Arcimboldo’s tasty portaits?! Hmmm. Imagine you say to your court painter one day ‘good morning, Giuseppe, I’d like you to produce a new portrait of me please’.
So he does. Only perhaps there was something in that phrase that inspired the artist Guiseppe Arcimboldo to produce (that word again) this portrait of Rudolf II in 1590.
Giuseppe Arcimboldo, Vertumnus, 1590, Skokloster Castle, Sweden
A produce portrait! Get it?! Was he looking to be sacked? Exiled? Rudolf II was the Habsburg Holy Roman Emperor; he was one of the most important men in the world and Arcimboldo was his court painter.
We’ve heard of the apple of your cheek but apple cheeks? A pear nose? Peapod eyelids? Wheatsheaf eyebrows? Was he kidding?
If he was, Rudolf laughed. Rudolf loved it.
Art historians over the years have declared that Arcimboldo was absolutely taking the mickey out of the Habsburg Emperor, they have certified him mad, they have dismissed him as merely fanciful but actually he was completely, if rather eccentrically, in tune with the court in which he worked.
The late 16th century was one of exploration and discovery and there was a real fascination for the wonders of the world in the intellectual, avant-garde, milieu of the Habsburg court which became a centre of scientific study.
Rudolf’s father, Maximillian II, was particularly interested in botany and zoolology and Arcimboldo had access to rare collections of flora and fauna which he included in the works.
Wonders of the world in the 16th century are not the same as wonders of the world now. Corn on the cob, for example, was rare in 16th century Europe and here it is in place of Rudolf’s ear. So this is an unusual way to show off knowledge, visual wit and the bounty of the Habsburg Empire all in one image.
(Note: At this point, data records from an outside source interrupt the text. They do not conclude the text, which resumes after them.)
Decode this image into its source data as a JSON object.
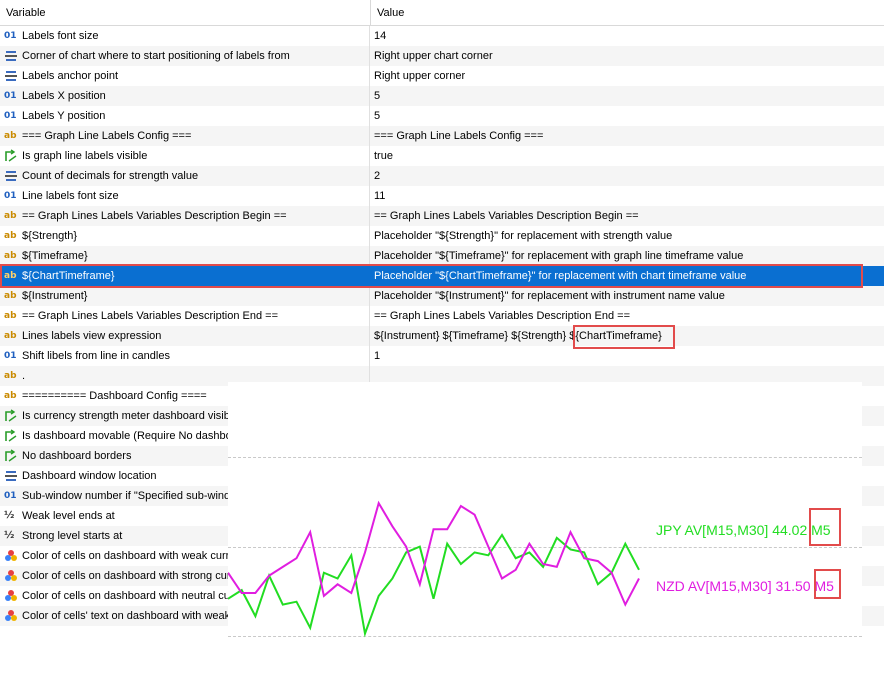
{
  "table": {
    "header": {
      "variable": "Variable",
      "value": "Value"
    },
    "rows": [
      {
        "icon": "num",
        "name": "Labels font size",
        "value": "14"
      },
      {
        "icon": "enum",
        "name": "Corner of chart where to start positioning of labels from",
        "value": "Right upper chart corner"
      },
      {
        "icon": "enum",
        "name": "Labels anchor point",
        "value": "Right upper corner"
      },
      {
        "icon": "num",
        "name": "Labels X position",
        "value": "5"
      },
      {
        "icon": "num",
        "name": "Labels Y position",
        "value": "5"
      },
      {
        "icon": "str",
        "name": "=== Graph Line Labels Config ===",
        "value": "=== Graph Line Labels Config ==="
      },
      {
        "icon": "bool",
        "name": "Is graph line labels visible",
        "value": "true"
      },
      {
        "icon": "enum",
        "name": "Count of decimals for strength value",
        "value": "2"
      },
      {
        "icon": "num",
        "name": "Line labels font size",
        "value": "11"
      },
      {
        "icon": "str",
        "name": "== Graph Lines Labels Variables Description Begin ==",
        "value": "== Graph Lines Labels Variables Description Begin =="
      },
      {
        "icon": "str",
        "name": "${Strength}",
        "value": "Placeholder \"${Strength}\" for replacement with strength value"
      },
      {
        "icon": "str",
        "name": "${Timeframe}",
        "value": "Placeholder \"${Timeframe}\" for replacement with graph line timeframe value"
      },
      {
        "icon": "str",
        "name": "${ChartTimeframe}",
        "value": "Placeholder \"${ChartTimeframe}\" for replacement with chart timeframe value",
        "selected": true
      },
      {
        "icon": "str",
        "name": "${Instrument}",
        "value": "Placeholder \"${Instrument}\" for replacement with instrument name value"
      },
      {
        "icon": "str",
        "name": "== Graph Lines Labels Variables Description End ==",
        "value": "== Graph Lines Labels Variables Description End =="
      },
      {
        "icon": "str",
        "name": "Lines labels view expression",
        "value": "${Instrument} ${Timeframe} ${Strength} ${ChartTimeframe}"
      },
      {
        "icon": "num",
        "name": "Shift libels from line in candles",
        "value": "1"
      },
      {
        "icon": "str",
        "name": ".",
        "value": ""
      },
      {
        "icon": "str",
        "name": "========== Dashboard Config ====",
        "value": ""
      },
      {
        "icon": "bool",
        "name": "Is currency strength meter dashboard visib",
        "value": ""
      },
      {
        "icon": "bool",
        "name": "Is dashboard movable (Require No dashbo",
        "value": ""
      },
      {
        "icon": "bool",
        "name": "No dashboard borders",
        "value": ""
      },
      {
        "icon": "enum",
        "name": "Dashboard window location",
        "value": ""
      },
      {
        "icon": "num",
        "name": "Sub-window number if \"Specified sub-windo",
        "value": ""
      },
      {
        "icon": "frac",
        "name": "Weak level ends at",
        "value": ""
      },
      {
        "icon": "frac",
        "name": "Strong level starts at",
        "value": ""
      },
      {
        "icon": "color",
        "name": "Color of cells on dashboard with weak curre",
        "value": ""
      },
      {
        "icon": "color",
        "name": "Color of cells on dashboard with strong cur",
        "value": ""
      },
      {
        "icon": "color",
        "name": "Color of cells on dashboard with neutral cur",
        "value": ""
      },
      {
        "icon": "color",
        "name": "Color of cells' text on dashboard with weak",
        "value": ""
      }
    ]
  },
  "chart_data": {
    "type": "line",
    "title": "",
    "xlabel": "",
    "ylabel": "",
    "grid": "horizontal dashed lines",
    "series": [
      {
        "name": "JPY AV[M15,M30] 44.02 M5",
        "color": "#22dd22",
        "values": [
          42,
          39,
          48,
          34,
          44,
          43,
          52,
          33,
          35,
          27,
          54,
          41,
          35,
          26,
          24,
          42,
          23,
          30,
          26,
          27,
          20,
          28,
          26,
          31,
          21,
          25,
          26,
          37,
          33,
          23,
          32
        ]
      },
      {
        "name": "NZD AV[M15,M30] 31.50 M5",
        "color": "#e01ee0",
        "values": [
          33,
          40,
          40,
          34,
          31,
          28,
          19,
          41,
          37,
          40,
          26,
          9,
          17,
          24,
          37,
          18,
          18,
          10,
          13,
          24,
          35,
          32,
          23,
          30,
          31,
          19,
          28,
          29,
          33,
          44,
          35
        ]
      }
    ],
    "labels": {
      "jpy": {
        "text": "JPY AV[M15,M30] 44.02 ",
        "tf": "M5"
      },
      "nzd": {
        "text": "NZD AV[M15,M30] 31.50 ",
        "tf": "M5"
      }
    },
    "colors": {
      "jpy": "#22dd22",
      "nzd": "#e01ee0",
      "highlight": "#e24b4b",
      "selection": "#0a6fd1"
    }
  }
}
If you missed the point, the portrait is called Vertumnus. Vertumnus was the Roman god of seasons, agriculture and growth. Basically the essential elements of a prosperous 16th century society. Essentially the portrait was an allegory for prosperity, harmony and peace. Perfect for a world leader.
But how could Arcimboldo be sure that Rudolf II would appreciate his efforts? Because this isn’t the first time that he had created works of this kind. The Four Seasons and The Elements are two series of paintings presented to Maximillian II, Rudolf’s father, in 1563 and 1566 respectively. They’re works of genius!
Spring is a vision of blossoming flowers; summer is all fruit and vegetables with a lovely visual pun in the form of an ear of corn for the ear; autumn is autumnal in colour and composed of the fruits and nuts enjoyed in this season, and winter is a bit bleak – a gnarled tree trunk to represent older skin and a fabulous mushroom mouth.
Air we only know from a copy and the original is lost but it seems that it was composed of birds and feathers. I’d challenge anyone to recognise this as a head from close quarters!
Fire is a bit unusual as it’s not a composite of flowers and animals but inanimate objects. This image probably has the most references to the Habsburg dynasty. The nose and the ear are fire strikers, one of the family symbols, that would create a spark if struck against the flint of the cheek. The golden ram is a reference to the Order of the Golden Fleece; the Habsburg’s highest honour. The double headed eagle is a symbol of the Holy Roman Empire and the canons are a reminder of the might of the Habsburg army.
Want to visualise what a neck made from the torso of a cow would look like? I give you Arcimboldo’s Earth. He also creates an eye from the open jaws of a wild dog and a nose from a hare’s bottom. The relationship between the animals might be questionable (the hare is giving the wild dog a hug as the former is about to plunge it’s teeth into the hare’s neck) but the result is stunning. The lion that forms the shoulder is readily visible and a reference to the mythological hero Hercules from whom the Habsburgs claimed their lineage. And they had pet lions.
Water is inevitably made up of various sea creatures including an octopus, a crab, a lobster and a prawn. I’m enjoying the fact that the lobster and prawn must be cooked as they’re pink/red, although apparently you can get red lobsters in the wild. The addition of the pearl necklace and earring add a touch of class.
Maximillian asked Arcimboldo to copy the paintings so the work depicting Spring and Autumn aren’t the originals which are now lost, but copies given as gifts to Philip II of Spain and Augustus of Saxony, and Air is a copy by an unknown artist. Clearly he wanted to share the joy whilst promoting the playful intelligence of his court artist.
It would seem that despite being the most depressing to look at, winter particularly took Maximillian’s fancy. He dressed as Winter in a festival inspired by the paintings. Arcimboldo designed the costumes and the scenery.
So this was a style, a tradition even, that was unique to the Habsburg court but somewhat intellectual, a whole lot of fun and surreal before surrealism was even a thing.